= Beginning of Section =

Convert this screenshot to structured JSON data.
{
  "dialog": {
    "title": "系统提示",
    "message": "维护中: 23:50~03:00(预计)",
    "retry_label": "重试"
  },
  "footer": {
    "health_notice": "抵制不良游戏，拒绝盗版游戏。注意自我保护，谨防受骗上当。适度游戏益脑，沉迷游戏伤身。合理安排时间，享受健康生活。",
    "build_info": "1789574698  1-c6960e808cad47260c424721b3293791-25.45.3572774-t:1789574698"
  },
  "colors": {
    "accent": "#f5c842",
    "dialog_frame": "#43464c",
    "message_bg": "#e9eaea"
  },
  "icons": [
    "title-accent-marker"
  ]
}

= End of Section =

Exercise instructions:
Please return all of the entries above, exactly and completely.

Expected output:
Convert this screenshot to structured JSON data.
{
  "dialog": {
    "title": "系统提示",
    "message": "维护中: 23:50~03:00(预计)",
    "retry_label": "重试"
  },
  "footer": {
    "health_notice": "抵制不良游戏，拒绝盗版游戏。注意自我保护，谨防受骗上当。适度游戏益脑，沉迷游戏伤身。合理安排时间，享受健康生活。",
    "build_info": "1789574698  1-c6960e808cad47260c424721b3293791-25.45.3572774-t:1789574698"
  },
  "colors": {
    "accent": "#f5c842",
    "dialog_frame": "#43464c",
    "message_bg": "#e9eaea"
  },
  "icons": [
    "title-accent-marker"
  ]
}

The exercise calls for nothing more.